Up Close?And?Personal With Fruit Flies
This is the time of year when old tomatoes, peaches or spoiling bananas sit on the kitchen counters at home. Our home being no exception, fruit flies become so plentiful I decided to investigate their life cycle.
I set out to capture several flies so they could be photographed to illustrate this article. An extremely fine mesh net I had make many years ago to catch butterflies was put to the test. Initially, I captured two flies only to watch them wiggle through the net and quickly disappear. Finally, I discovered after netting one, that if the net was placed on the counter with a glass jar over the fly and net, I could watch the fly escape into my jar to be photographed later. A feeling of admiration for these pesky insects overcame me so I affectionately considered them tiny rascals.
My wife knows fruit flies can be attracted to a solution of vinegar and dishwashing detergent. Normal water surface tension supports and allows some insects like water spiders to walk on water without their legs breaking through the water surface. Since detergent decreases water surface tension, when the fly lands on the solution its legs sink into the vinegar where it drowns.
Interestingly, I learned the common fruit fly present in this country is actually a vinegar fly called, “Drosophila melanogaster.” True fruit flies differ from the common vinegar fly in that true female fruit flies puncture fresh healthy fruit to deposit eggs. The eggs develop into tiny maggot-like larvae which burrow into fruit. Microorganisms like bacteria and fungi enter the pathway made by the larvae to feed on the fruit. The larvae of the fruit fly actually eat the microorganisms and not the fruit. By contrast, the common vinegar fly female lays her eggs on decaying or spoiled fruit. The decay and spoilage process occurs as a result of microorganism (bacteria and fungi) action, hence, the vinegar fly larvae will feed on available microorganisms but not on the fruit itself. Just this week I noticed small larvae wallowing in spoiled cherry tomato juice on the bottom of a wooden quart container in my kitchen.
Vinegar flies are considered harmless, but the text book, “The Common Insects of North America,” states that swallowing the larvae of flies may cause myiasis, a disease of the body cavities cause by the larvae of flies, so spoiled fruit should be disposed of.
The common vinegar fly is considered a most well known organism since it is found wherever spoiled fruit exists throughout the world. Its habitat is considered cosmopolitan. Close-up, the vinegar fly has two wings overlapping the body. The adult fly measures 2.5mm in length while the larva is 5mm in size. When observed under a magnifying lens or through the macro camera lens, yellow and black bands on the abdomen and the bright red eyes create a dapper appearance.
The female vinegar fly may lay up to 2,000 eggs which develop into mature adults in 2-3 weeks. Since the vinegar fly is easy to grow on laboratory food medium, has a rapid short life cycle, and is prolific with 20 generations in one year, the species has been used for laboratory experiments in genetics and molecular biology for 90 years.

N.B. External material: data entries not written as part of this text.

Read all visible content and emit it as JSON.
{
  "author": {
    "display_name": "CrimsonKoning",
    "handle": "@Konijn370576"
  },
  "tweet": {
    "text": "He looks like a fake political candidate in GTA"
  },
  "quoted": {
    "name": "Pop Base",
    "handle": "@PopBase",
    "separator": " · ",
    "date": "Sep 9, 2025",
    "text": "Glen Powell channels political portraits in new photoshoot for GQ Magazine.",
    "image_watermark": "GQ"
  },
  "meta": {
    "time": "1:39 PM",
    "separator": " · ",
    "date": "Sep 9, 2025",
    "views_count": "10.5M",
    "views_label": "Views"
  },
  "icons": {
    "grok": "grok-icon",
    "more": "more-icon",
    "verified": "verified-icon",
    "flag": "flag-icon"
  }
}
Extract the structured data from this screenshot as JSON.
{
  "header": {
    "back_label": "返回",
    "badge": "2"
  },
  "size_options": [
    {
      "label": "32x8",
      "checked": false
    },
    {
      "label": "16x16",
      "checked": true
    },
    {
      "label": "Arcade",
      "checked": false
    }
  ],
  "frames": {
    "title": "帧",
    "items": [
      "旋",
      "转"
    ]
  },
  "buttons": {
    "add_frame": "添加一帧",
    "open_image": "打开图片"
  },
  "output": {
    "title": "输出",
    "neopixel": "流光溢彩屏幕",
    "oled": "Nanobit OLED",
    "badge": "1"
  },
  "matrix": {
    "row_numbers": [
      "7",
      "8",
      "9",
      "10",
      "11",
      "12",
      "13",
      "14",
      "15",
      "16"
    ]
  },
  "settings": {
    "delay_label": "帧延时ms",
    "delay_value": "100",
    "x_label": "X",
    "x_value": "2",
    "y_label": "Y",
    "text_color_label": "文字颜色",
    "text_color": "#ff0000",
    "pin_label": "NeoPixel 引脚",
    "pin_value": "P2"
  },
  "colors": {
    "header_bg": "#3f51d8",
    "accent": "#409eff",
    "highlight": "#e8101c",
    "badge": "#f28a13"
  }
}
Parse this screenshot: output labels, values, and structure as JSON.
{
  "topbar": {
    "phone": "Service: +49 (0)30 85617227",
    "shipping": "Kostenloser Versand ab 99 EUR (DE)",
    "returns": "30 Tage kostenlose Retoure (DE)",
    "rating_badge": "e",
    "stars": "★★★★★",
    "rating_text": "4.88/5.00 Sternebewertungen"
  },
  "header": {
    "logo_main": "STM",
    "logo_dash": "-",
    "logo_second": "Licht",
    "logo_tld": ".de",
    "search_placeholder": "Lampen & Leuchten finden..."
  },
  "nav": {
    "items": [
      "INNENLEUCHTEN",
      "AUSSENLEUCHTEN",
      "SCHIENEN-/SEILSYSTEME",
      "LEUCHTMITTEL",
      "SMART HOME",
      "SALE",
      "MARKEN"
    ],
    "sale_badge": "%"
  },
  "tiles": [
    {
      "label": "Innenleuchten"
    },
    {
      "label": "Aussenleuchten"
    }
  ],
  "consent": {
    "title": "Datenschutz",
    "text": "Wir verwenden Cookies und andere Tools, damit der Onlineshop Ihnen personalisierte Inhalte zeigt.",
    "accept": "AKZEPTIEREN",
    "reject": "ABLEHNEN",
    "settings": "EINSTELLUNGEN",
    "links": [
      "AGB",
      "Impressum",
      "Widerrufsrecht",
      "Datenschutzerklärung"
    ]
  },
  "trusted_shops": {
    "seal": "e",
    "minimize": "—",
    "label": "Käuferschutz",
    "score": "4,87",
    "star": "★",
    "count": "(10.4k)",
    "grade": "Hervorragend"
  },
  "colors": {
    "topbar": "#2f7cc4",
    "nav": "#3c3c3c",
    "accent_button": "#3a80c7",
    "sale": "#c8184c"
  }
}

It has been nickname, “the laboratory rat.” In my college genetics class 50 years ago red-eyed vinegar flies were mated with brown-eyed vinegar flies to observe the number of red- and brown-eyed offspring which taught dominant and recessive gene expression. In the 1920s vinegar flies were exposed to x-ray radiation to cause gene mutation. These experiments contributed to knowledge of the molecular and chemical composition of genes on chromosomes of the vinegar fly.
The tiny rascal in the accompanying photograph, while a nuisance in my home has lead scientists to monumental discoveries and understanding of the natural world. Try capturing one of these vinegar flies in a jar, then observe it close-up under a magnifying lens. The vinegar fly is beautiful.